### Exercise prompt
A complete answer includes every line below with the word "Быстрый".

─── Data provided ───

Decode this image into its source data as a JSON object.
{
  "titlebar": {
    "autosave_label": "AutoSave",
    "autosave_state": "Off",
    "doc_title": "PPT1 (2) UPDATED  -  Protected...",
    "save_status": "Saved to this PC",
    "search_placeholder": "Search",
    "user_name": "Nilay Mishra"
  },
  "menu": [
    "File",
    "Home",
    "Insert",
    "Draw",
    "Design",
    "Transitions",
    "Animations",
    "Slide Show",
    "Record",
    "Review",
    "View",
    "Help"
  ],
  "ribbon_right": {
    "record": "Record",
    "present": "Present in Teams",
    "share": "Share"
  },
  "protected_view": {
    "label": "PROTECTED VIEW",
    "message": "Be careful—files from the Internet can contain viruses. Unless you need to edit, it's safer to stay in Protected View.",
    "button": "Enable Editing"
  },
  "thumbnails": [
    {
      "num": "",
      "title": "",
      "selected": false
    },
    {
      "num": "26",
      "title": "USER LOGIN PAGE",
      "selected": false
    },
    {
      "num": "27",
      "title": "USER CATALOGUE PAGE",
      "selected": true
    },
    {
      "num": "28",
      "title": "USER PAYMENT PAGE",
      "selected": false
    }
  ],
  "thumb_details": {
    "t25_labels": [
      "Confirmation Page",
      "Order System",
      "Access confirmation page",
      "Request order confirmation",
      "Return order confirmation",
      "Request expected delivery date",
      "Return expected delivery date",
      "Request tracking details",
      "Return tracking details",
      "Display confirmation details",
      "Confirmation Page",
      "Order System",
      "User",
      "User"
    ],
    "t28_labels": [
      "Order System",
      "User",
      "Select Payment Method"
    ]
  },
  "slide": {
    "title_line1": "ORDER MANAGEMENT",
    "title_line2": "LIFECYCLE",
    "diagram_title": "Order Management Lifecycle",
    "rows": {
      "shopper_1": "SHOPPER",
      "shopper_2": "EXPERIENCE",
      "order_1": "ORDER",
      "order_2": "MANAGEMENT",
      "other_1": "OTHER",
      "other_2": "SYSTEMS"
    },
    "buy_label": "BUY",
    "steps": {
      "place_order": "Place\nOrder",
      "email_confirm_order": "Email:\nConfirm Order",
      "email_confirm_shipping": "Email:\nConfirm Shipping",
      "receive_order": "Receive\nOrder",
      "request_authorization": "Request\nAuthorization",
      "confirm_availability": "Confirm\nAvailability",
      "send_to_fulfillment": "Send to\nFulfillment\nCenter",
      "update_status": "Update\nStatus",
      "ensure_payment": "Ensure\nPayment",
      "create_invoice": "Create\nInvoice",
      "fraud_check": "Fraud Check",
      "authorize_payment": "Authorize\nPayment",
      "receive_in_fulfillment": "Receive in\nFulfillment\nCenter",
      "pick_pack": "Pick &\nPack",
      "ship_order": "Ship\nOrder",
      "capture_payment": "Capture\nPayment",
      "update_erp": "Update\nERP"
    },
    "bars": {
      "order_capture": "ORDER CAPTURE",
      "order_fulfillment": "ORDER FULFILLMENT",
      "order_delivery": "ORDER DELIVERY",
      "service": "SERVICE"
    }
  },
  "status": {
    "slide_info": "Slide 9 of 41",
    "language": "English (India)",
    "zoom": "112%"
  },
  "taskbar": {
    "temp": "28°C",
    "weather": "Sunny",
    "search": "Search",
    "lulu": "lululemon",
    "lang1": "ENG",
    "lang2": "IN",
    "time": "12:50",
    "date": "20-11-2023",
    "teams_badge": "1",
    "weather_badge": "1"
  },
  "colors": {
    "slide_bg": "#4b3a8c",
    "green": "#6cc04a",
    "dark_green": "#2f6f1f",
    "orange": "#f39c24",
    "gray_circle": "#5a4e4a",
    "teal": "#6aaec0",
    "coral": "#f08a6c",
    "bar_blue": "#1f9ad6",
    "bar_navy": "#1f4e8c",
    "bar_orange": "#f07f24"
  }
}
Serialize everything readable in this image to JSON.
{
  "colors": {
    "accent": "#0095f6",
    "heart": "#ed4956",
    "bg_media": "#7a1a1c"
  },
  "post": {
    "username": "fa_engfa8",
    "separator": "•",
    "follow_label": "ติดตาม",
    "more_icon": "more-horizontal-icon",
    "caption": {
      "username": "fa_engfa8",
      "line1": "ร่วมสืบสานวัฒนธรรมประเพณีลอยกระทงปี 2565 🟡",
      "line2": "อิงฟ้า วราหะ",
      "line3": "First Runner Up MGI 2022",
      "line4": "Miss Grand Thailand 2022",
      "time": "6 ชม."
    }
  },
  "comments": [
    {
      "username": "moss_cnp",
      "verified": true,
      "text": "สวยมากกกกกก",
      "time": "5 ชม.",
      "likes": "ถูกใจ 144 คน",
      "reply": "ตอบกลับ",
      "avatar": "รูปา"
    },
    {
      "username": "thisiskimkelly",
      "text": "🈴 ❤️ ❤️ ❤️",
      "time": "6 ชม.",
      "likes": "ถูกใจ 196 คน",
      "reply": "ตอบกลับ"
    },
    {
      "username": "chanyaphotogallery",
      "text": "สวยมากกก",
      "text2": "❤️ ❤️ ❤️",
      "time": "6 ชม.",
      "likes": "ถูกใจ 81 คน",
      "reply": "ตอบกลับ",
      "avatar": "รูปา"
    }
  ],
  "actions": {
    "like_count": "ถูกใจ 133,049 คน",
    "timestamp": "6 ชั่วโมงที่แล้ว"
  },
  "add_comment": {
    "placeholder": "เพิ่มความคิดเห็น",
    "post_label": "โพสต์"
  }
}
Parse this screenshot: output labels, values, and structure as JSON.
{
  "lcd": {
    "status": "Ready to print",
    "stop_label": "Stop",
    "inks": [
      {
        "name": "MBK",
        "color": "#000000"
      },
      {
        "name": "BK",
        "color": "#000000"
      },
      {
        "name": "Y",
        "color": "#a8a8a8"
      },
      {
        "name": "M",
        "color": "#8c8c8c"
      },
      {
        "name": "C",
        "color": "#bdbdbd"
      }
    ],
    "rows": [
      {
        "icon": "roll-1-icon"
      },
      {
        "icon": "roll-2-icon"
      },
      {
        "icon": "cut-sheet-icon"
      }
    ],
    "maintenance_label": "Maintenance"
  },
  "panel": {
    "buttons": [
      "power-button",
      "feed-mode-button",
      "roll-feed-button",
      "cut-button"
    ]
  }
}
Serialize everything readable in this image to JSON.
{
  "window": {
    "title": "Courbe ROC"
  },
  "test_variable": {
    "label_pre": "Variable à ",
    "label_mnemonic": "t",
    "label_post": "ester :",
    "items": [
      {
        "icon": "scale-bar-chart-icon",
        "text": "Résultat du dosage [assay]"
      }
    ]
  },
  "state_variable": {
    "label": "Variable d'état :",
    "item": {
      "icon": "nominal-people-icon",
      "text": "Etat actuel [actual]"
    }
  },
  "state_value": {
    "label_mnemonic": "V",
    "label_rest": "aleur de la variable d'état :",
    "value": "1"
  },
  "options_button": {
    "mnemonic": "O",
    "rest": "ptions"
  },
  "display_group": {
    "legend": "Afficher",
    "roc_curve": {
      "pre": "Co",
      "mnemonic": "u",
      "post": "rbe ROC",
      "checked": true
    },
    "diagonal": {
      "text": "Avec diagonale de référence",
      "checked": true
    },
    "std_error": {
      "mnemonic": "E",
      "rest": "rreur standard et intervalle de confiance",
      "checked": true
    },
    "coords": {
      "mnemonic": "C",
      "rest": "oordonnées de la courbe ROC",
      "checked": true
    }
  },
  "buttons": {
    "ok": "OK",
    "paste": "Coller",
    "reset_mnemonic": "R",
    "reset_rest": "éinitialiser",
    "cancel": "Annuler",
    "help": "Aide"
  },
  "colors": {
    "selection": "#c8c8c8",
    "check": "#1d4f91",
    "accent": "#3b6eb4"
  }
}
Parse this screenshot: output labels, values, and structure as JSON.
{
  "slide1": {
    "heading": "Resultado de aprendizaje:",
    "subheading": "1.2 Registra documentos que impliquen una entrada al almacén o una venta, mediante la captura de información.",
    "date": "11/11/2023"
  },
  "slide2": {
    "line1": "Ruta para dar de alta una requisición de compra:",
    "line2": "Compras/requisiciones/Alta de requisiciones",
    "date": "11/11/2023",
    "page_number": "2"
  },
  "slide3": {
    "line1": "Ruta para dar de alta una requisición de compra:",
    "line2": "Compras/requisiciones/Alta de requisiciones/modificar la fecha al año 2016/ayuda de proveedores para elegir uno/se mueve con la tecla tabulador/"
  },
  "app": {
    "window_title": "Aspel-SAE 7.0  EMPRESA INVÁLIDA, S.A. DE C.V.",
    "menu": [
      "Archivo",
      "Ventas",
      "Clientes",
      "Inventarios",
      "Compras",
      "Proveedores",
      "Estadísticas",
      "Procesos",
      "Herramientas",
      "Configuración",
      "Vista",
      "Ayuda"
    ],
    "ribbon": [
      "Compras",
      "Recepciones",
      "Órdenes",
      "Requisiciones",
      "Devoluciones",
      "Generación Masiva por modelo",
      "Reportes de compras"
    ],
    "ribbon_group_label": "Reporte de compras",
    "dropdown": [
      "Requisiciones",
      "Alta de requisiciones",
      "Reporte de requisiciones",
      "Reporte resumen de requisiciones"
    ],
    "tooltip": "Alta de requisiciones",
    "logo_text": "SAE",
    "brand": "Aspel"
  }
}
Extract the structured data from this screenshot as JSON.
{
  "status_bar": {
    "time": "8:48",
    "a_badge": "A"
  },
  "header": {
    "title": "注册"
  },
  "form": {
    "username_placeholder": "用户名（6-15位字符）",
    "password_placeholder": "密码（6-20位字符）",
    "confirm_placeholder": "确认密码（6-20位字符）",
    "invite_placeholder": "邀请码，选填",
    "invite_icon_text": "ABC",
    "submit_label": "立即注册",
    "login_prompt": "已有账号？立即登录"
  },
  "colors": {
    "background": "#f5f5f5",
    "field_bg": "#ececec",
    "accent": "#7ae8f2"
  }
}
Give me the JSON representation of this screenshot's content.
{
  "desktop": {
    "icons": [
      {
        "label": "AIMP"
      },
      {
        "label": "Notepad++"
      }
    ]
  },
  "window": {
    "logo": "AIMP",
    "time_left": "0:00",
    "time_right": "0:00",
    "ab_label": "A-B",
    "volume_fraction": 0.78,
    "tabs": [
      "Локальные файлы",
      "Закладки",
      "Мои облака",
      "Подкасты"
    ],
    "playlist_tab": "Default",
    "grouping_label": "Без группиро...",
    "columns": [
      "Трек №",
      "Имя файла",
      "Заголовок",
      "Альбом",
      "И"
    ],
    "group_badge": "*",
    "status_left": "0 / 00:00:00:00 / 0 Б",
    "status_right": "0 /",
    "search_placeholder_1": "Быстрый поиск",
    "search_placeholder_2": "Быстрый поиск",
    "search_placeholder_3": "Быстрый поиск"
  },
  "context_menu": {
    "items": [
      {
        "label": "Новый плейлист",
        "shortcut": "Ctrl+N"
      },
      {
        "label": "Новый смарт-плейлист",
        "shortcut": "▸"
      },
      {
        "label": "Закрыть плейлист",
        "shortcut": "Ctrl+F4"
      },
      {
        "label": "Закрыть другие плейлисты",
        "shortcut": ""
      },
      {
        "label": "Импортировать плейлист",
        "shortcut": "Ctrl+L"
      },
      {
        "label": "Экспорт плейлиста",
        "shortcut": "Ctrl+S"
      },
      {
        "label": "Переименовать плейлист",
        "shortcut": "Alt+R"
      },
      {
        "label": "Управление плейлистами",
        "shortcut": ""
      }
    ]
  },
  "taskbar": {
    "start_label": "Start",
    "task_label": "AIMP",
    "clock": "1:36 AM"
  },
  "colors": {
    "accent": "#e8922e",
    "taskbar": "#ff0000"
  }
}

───

### Problem solution
    "search_placeholder_1": "Быстрый поиск",
    "search_placeholder_2": "Быстрый поиск",
    "search_placeholder_3": "Быстрый поиск"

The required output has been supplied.